Aim of the task: The whole listing, exactly as given: write it out, leaving out each image.

Information given:

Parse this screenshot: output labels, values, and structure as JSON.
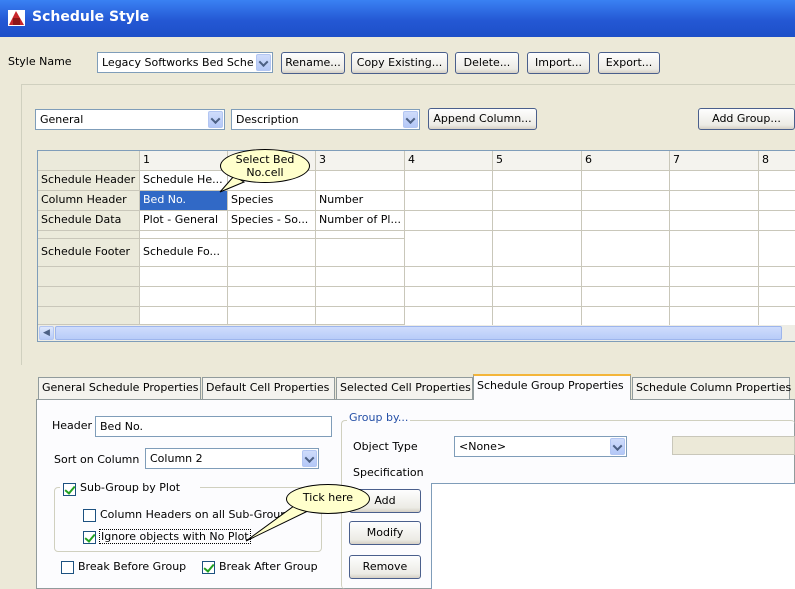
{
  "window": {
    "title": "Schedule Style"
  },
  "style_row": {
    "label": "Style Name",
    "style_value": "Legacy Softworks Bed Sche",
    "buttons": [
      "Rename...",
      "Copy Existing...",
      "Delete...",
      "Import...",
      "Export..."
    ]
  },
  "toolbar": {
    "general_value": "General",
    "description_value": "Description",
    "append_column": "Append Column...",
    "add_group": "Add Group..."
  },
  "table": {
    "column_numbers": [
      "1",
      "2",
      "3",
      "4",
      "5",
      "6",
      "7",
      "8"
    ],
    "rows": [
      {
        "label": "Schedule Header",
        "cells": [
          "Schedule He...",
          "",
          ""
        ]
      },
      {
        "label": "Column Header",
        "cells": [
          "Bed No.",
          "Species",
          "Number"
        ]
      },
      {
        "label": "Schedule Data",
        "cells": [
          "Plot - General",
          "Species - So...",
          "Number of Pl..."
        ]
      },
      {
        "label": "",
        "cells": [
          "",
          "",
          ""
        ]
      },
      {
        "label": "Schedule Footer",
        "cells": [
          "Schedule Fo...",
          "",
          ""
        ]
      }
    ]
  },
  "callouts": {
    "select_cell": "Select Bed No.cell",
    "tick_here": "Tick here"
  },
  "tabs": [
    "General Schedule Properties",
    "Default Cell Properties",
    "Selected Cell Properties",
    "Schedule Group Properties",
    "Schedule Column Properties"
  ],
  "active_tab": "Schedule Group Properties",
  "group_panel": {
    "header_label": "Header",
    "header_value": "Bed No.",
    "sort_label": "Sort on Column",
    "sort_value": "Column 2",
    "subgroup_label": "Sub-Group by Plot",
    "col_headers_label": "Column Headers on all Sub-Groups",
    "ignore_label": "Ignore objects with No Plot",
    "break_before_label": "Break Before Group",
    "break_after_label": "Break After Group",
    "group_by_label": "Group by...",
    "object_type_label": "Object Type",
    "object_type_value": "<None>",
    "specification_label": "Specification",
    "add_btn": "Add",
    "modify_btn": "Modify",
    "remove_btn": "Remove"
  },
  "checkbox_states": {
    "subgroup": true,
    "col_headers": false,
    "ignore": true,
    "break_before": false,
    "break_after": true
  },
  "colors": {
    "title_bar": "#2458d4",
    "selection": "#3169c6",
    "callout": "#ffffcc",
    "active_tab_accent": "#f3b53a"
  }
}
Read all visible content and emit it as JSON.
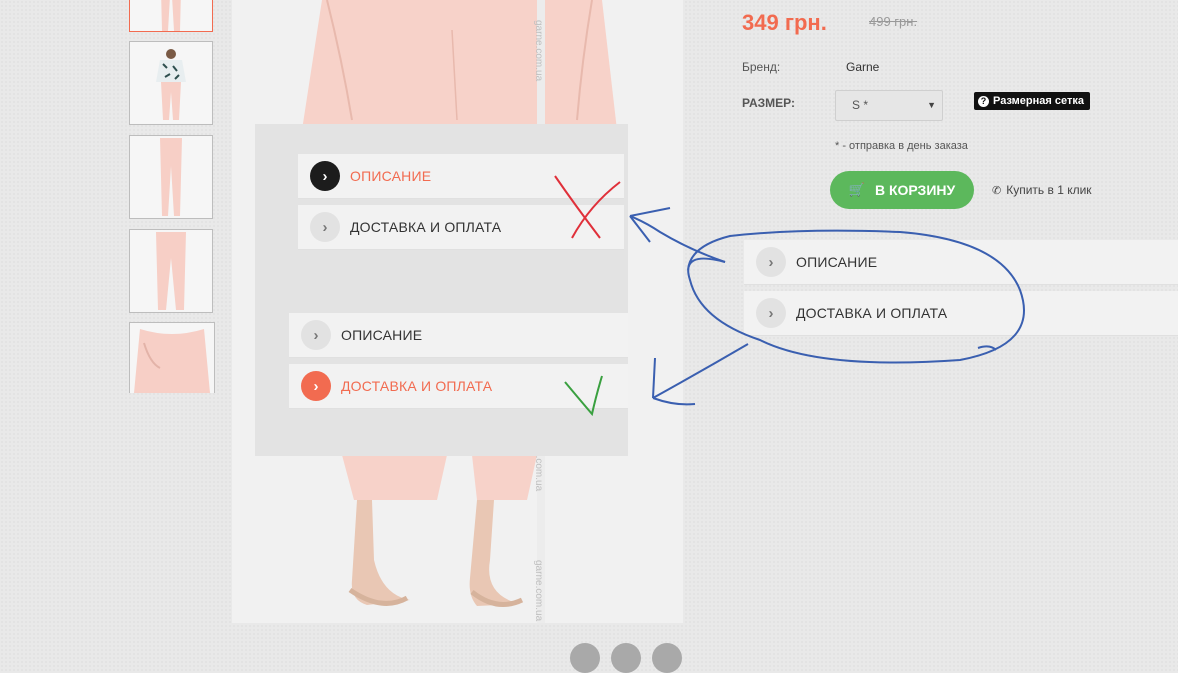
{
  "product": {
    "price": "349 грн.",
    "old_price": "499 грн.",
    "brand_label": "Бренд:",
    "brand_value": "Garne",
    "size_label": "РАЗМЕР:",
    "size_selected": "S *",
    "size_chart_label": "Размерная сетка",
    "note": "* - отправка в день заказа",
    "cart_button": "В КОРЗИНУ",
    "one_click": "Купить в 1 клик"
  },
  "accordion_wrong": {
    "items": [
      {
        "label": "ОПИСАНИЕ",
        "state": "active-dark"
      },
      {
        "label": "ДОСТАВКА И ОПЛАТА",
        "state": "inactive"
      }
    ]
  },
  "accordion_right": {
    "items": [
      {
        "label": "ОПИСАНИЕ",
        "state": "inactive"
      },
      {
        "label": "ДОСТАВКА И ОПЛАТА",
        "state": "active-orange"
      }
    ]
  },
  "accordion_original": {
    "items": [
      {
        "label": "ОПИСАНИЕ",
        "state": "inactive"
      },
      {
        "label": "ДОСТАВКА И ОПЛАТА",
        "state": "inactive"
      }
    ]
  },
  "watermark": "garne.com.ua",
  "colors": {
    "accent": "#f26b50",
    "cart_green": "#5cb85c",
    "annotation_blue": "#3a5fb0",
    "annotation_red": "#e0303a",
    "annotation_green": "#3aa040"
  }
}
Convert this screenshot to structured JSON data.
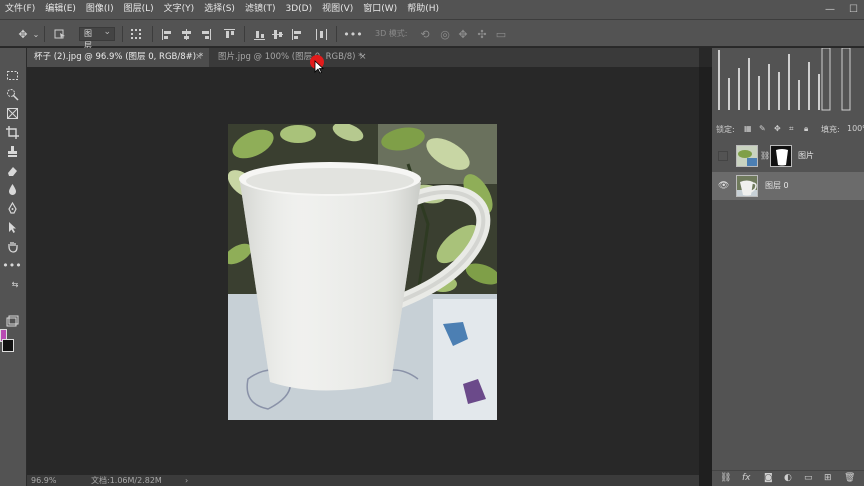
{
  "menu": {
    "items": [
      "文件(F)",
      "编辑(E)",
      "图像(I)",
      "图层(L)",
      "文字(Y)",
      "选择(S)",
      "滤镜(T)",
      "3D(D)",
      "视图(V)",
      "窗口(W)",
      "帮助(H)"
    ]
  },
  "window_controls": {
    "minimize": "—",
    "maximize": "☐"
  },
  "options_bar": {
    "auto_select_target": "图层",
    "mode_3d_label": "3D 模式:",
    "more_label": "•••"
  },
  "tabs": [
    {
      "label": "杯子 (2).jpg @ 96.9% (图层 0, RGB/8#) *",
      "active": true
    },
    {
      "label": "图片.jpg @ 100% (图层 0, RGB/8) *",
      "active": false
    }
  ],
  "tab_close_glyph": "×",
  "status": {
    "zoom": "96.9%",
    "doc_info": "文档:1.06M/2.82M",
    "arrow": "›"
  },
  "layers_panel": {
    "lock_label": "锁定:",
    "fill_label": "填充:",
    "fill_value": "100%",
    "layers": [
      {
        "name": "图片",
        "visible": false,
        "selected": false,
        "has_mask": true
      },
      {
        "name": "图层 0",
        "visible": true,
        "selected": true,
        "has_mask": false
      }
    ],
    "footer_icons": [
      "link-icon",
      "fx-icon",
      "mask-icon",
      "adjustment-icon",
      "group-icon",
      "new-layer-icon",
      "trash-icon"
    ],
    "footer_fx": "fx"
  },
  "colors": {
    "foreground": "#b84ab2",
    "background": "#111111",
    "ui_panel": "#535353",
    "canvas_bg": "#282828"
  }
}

Problem solution:
Parse this screenshot: output labels, values, and structure as JSON.
{
  "window": {
    "title": "Schedule Style"
  },
  "style_row": {
    "label": "Style Name",
    "style_value": "Legacy Softworks Bed Sche",
    "buttons": [
      "Rename...",
      "Copy Existing...",
      "Delete...",
      "Import...",
      "Export..."
    ]
  },
  "toolbar": {
    "general_value": "General",
    "description_value": "Description",
    "append_column": "Append Column...",
    "add_group": "Add Group..."
  },
  "table": {
    "column_numbers": [
      "1",
      "2",
      "3",
      "4",
      "5",
      "6",
      "7",
      "8"
    ],
    "rows": [
      {
        "label": "Schedule Header",
        "cells": [
          "Schedule He...",
          "",
          ""
        ]
      },
      {
        "label": "Column Header",
        "cells": [
          "Bed No.",
          "Species",
          "Number"
        ]
      },
      {
        "label": "Schedule Data",
        "cells": [
          "Plot - General",
          "Species - So...",
          "Number of Pl..."
        ]
      },
      {
        "label": "",
        "cells": [
          "",
          "",
          ""
        ]
      },
      {
        "label": "Schedule Footer",
        "cells": [
          "Schedule Fo...",
          "",
          ""
        ]
      }
    ]
  },
  "callouts": {
    "select_cell": "Select Bed No.cell",
    "tick_here": "Tick here"
  },
  "tabs": [
    "General Schedule Properties",
    "Default Cell Properties",
    "Selected Cell Properties",
    "Schedule Group Properties",
    "Schedule Column Properties"
  ],
  "active_tab": "Schedule Group Properties",
  "group_panel": {
    "header_label": "Header",
    "header_value": "Bed No.",
    "sort_label": "Sort on Column",
    "sort_value": "Column 2",
    "subgroup_label": "Sub-Group by Plot",
    "col_headers_label": "Column Headers on all Sub-Groups",
    "ignore_label": "Ignore objects with No Plot",
    "break_before_label": "Break Before Group",
    "break_after_label": "Break After Group",
    "group_by_label": "Group by...",
    "object_type_label": "Object Type",
    "object_type_value": "<None>",
    "specification_label": "Specification",
    "add_btn": "Add",
    "modify_btn": "Modify",
    "remove_btn": "Remove"
  },
  "checkbox_states": {
    "subgroup": true,
    "col_headers": false,
    "ignore": true,
    "break_before": false,
    "break_after": true
  },
  "colors": {
    "title_bar": "#2458d4",
    "selection": "#3169c6",
    "callout": "#ffffcc",
    "active_tab_accent": "#f3b53a"
  }
}
Read all visible content and emit it as JSON.
{
  "product": {
    "price": "349 грн.",
    "old_price": "499 грн.",
    "brand_label": "Бренд:",
    "brand_value": "Garne",
    "size_label": "РАЗМЕР:",
    "size_selected": "S *",
    "size_chart_label": "Размерная сетка",
    "note": "* - отправка в день заказа",
    "cart_button": "В КОРЗИНУ",
    "one_click": "Купить в 1 клик"
  },
  "accordion_wrong": {
    "items": [
      {
        "label": "ОПИСАНИЕ",
        "state": "active-dark"
      },
      {
        "label": "ДОСТАВКА И ОПЛАТА",
        "state": "inactive"
      }
    ]
  },
  "accordion_right": {
    "items": [
      {
        "label": "ОПИСАНИЕ",
        "state": "inactive"
      },
      {
        "label": "ДОСТАВКА И ОПЛАТА",
        "state": "active-orange"
      }
    ]
  },
  "accordion_original": {
    "items": [
      {
        "label": "ОПИСАНИЕ",
        "state": "inactive"
      },
      {
        "label": "ДОСТАВКА И ОПЛАТА",
        "state": "inactive"
      }
    ]
  },
  "watermark": "garne.com.ua",
  "colors": {
    "accent": "#f26b50",
    "cart_green": "#5cb85c",
    "annotation_blue": "#3a5fb0",
    "annotation_red": "#e0303a",
    "annotation_green": "#3aa040"
  }
}
Convert this screenshot to structured JSON data.
{
  "menu": {
    "items": [
      "文件(F)",
      "编辑(E)",
      "图像(I)",
      "图层(L)",
      "文字(Y)",
      "选择(S)",
      "滤镜(T)",
      "3D(D)",
      "视图(V)",
      "窗口(W)",
      "帮助(H)"
    ]
  },
  "window_controls": {
    "minimize": "—",
    "maximize": "☐"
  },
  "options_bar": {
    "auto_select_target": "图层",
    "mode_3d_label": "3D 模式:",
    "more_label": "•••"
  },
  "tabs": [
    {
      "label": "杯子 (2).jpg @ 96.9% (图层 0, RGB/8#) *",
      "active": true
    },
    {
      "label": "图片.jpg @ 100% (图层 0, RGB/8) *",
      "active": false
    }
  ],
  "tab_close_glyph": "×",
  "status": {
    "zoom": "96.9%",
    "doc_info": "文档:1.06M/2.82M",
    "arrow": "›"
  },
  "layers_panel": {
    "lock_label": "锁定:",
    "fill_label": "填充:",
    "fill_value": "100%",
    "layers": [
      {
        "name": "图片",
        "visible": false,
        "selected": false,
        "has_mask": true
      },
      {
        "name": "图层 0",
        "visible": true,
        "selected": true,
        "has_mask": false
      }
    ],
    "footer_icons": [
      "link-icon",
      "fx-icon",
      "mask-icon",
      "adjustment-icon",
      "group-icon",
      "new-layer-icon",
      "trash-icon"
    ],
    "footer_fx": "fx"
  },
  "colors": {
    "foreground": "#b84ab2",
    "background": "#111111",
    "ui_panel": "#535353",
    "canvas_bg": "#282828"
  }
}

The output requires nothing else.